Can Bottled Water be Bad for Your Teeth?
Water is life – this is a cliché description of water. It is believed that drinking enough water – at least 8 glasses a day – promotes good health and vitality. Thus, drinking a lot of water is always promoted. There are a lot of known advantages of drinking water – increases energy & relieves fatigue; promotes weight loss; 3. Flushes out toxins; improves skin complexion; maintains regularity; boosts immune system; natural headache remedy; prevents cramps & sprains; and puts you in a good mood – When the body is functioning at its best, you will feel great and be happy thus, with the technology today, innovations involving water rose. Right now, from well and tap waters came the mineral water, alkaline water, and even kangen water. These kinds of water are more likely processed and are packaged in bottles.
Moreover, a lot of people are embracing a healthy lifestyle and believing that bottled water should be a part of their diet. Drinking a good amount of bottled water is often encouraged by doctors and dieticians alike, since staying hydrated is an important component of being healthy. Furthermore, bottled water is often marketed as being better for you as it seems like a healthier choice in beverages when compared to other sugary drinks, but it may be doing your teeth a disservice. Your bottled water could be missing some elements that promote oral health. In addition, most bottled water does not contain fluoride. Yet, drinking from a bottle instead of the tap is becoming more popular since it’s healthier to drink bottled water instead of sodas. Hence, the use of bottled water has doubled in the past decade.
As more consumers sip bottled water, fewer of them ingest enough fluoride to prevent cavities. If bottled water is your main source of drinking water, you could be missing the decay-preventive benefits of fluoride; a big reason why dentists are finding more cavities in younger children. Fluoride in water helps prevent tooth decay by 20 to 40 percent. Water without fluoride has the biggest impact on children under the age of eight. These are the ages in which their teeth are still growing. After your teeth have grown, dentists say it is fine to drink bottled water. Just be sure to get fluoride in your system with fluoride toothpastes or rinses.
To help, the following are tips to get fluoride.
● Consume commercially prepared foods and beverages that are fluoride-fortified. You may check the label of the item you are buying.
● Fluoridated toothpaste and/or professionally-applied gels or varnishes. These products can help strengthen teeth by hardening the outer enamel surface. This helps the teeth generate and replenish the lost enamel of the teeth.
●Take in dietary fluoride supplements (tablets, drops or lozenges). Supplements are available only by prescription and are intended for children ages six months to 16 years living in areas without fluoridated water in their community.

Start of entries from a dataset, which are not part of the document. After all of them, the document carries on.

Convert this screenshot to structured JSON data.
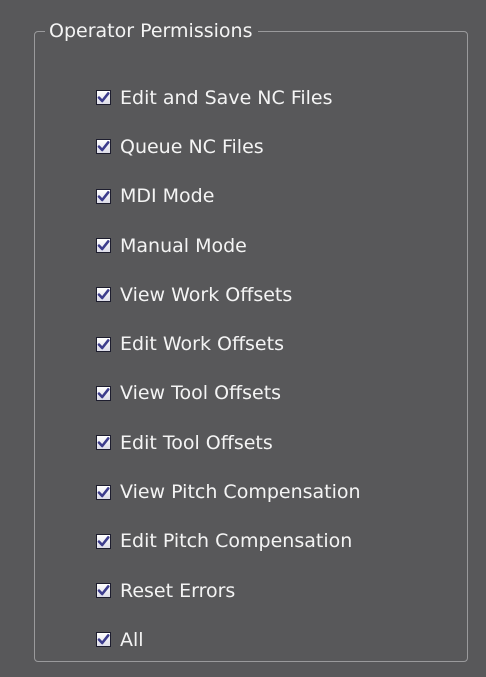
{
  "group": {
    "title": "Operator Permissions"
  },
  "colors": {
    "background": "#58585a",
    "border": "#9a9a9c",
    "text": "#f4f4f4",
    "checkmark": "#3c3c8c"
  },
  "permissions": [
    {
      "label": "Edit and Save NC Files",
      "checked": true
    },
    {
      "label": "Queue NC Files",
      "checked": true
    },
    {
      "label": "MDI Mode",
      "checked": true
    },
    {
      "label": "Manual Mode",
      "checked": true
    },
    {
      "label": "View Work Offsets",
      "checked": true
    },
    {
      "label": "Edit Work Offsets",
      "checked": true
    },
    {
      "label": "View Tool Offsets",
      "checked": true
    },
    {
      "label": "Edit Tool Offsets",
      "checked": true
    },
    {
      "label": "View Pitch Compensation",
      "checked": true
    },
    {
      "label": "Edit Pitch Compensation",
      "checked": true
    },
    {
      "label": "Reset Errors",
      "checked": true
    },
    {
      "label": "All",
      "checked": true
    }
  ]
}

However, how can water with fluoride work? Fluoride battles dental cavities by strengthening tooth enamel of the teeth damaged by acid. Unfortunately, the majority of bottled waters contain little or no fluoride. In fact, fluoride may even be removed from water during the filtration process. Furthermore, how can bottled water be bad for your teeth? There are no studies completed to prove whether bottled waters contribute to dental cavities, it may be too early to tell how drinking bottled water affects your teeth. But, a lot, especially dentists believe that bottled water already went through thorough filtration processes, it already lost its fluoride content thus, believed to be not helping in replenishing the lost enamel of the teeth. It is thought that people who drink a lot of water in bottle and are the ones who do not use fluoride-full toothpastes or gels will eventually have weak teeth because of the loss of fluoride intake. That is the reason as well that a lot of companies have advertised their products to be filled with fluoride.
The next time you buy a bottle of water or use a filtration system, think about your teeth, too. Fluoride helps prevent cavities, and since dental health is linked to overall health, you’ll want to take the right steps to keep your mouth in great shape. Talk to your dentist about the benefits of fluoride, and include dental care in your plans for a healthy lifestyle. After all, you’ve worked hard for that body — why not have a great set of teeth to go with it?